#### Material provided:
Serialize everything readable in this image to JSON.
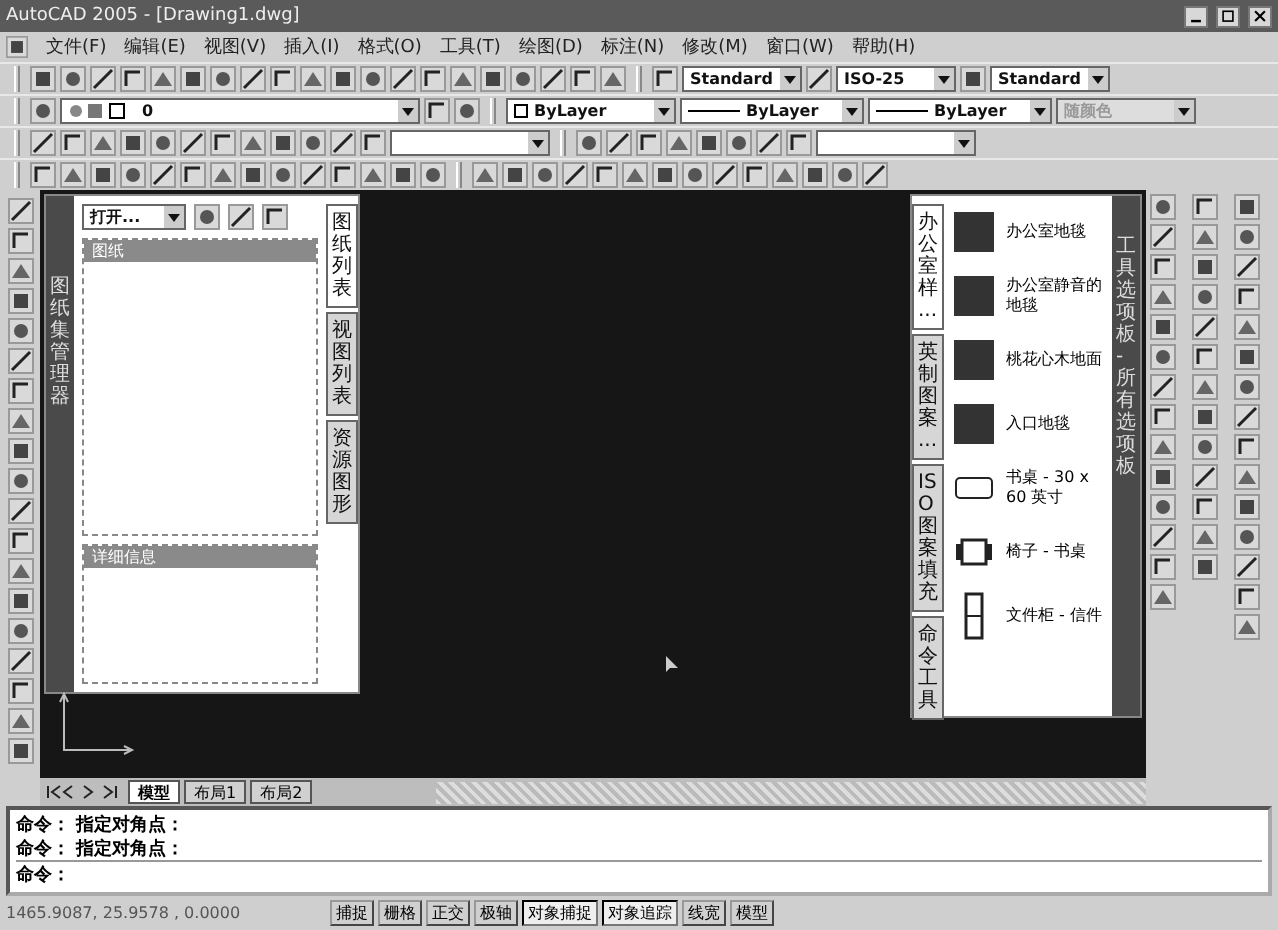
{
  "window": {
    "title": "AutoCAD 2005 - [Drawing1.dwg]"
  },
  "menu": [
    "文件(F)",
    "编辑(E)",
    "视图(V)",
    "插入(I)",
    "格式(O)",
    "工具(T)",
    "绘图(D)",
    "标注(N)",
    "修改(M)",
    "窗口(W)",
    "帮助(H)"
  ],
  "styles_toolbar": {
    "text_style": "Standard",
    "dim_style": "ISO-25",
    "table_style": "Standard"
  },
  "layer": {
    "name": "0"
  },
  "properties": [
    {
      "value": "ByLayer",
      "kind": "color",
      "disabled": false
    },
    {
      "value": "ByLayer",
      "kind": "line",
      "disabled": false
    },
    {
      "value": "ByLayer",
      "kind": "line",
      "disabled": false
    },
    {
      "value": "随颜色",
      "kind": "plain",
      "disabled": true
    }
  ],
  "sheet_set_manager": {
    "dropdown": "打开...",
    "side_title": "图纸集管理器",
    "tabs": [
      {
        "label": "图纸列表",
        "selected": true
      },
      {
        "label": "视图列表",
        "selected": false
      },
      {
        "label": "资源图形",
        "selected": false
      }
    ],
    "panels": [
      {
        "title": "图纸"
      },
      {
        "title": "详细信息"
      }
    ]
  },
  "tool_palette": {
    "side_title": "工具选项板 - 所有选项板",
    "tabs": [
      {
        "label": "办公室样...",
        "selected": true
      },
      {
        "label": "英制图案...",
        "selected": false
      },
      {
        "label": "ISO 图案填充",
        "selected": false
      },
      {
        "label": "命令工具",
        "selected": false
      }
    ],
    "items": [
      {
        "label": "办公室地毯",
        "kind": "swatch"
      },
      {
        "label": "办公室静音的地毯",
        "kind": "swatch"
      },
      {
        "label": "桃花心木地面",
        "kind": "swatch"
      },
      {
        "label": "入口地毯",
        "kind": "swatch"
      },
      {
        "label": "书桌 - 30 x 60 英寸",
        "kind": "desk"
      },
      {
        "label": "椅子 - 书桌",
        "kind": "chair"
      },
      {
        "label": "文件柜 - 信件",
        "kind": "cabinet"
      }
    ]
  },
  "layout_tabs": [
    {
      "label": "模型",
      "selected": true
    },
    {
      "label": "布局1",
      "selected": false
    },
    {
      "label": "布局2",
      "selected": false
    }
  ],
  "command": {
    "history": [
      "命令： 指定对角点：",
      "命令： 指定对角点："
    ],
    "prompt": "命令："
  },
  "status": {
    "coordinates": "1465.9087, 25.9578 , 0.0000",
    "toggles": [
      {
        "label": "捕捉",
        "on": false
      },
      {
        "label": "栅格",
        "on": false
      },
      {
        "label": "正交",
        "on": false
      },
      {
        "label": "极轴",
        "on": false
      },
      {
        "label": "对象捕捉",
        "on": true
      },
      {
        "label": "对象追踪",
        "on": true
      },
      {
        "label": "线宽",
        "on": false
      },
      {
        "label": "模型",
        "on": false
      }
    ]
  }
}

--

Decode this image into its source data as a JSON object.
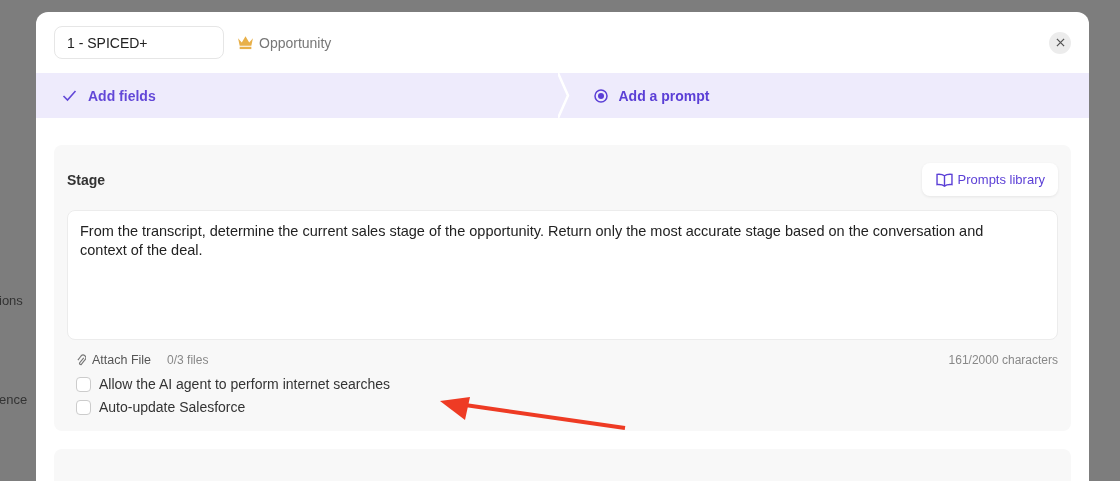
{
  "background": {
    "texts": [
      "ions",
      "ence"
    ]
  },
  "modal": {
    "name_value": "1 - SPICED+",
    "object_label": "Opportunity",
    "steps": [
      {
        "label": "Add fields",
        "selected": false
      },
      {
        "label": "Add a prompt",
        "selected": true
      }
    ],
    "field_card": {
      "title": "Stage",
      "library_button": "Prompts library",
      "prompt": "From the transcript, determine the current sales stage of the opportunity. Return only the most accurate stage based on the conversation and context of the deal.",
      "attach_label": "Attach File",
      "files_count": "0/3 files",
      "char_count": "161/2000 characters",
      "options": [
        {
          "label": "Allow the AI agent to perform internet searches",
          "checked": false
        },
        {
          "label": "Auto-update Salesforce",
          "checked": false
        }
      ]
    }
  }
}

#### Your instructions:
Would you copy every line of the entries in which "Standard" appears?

#### Solution to the exercise:
    "text_style": "Standard",
    "table_style": "Standard"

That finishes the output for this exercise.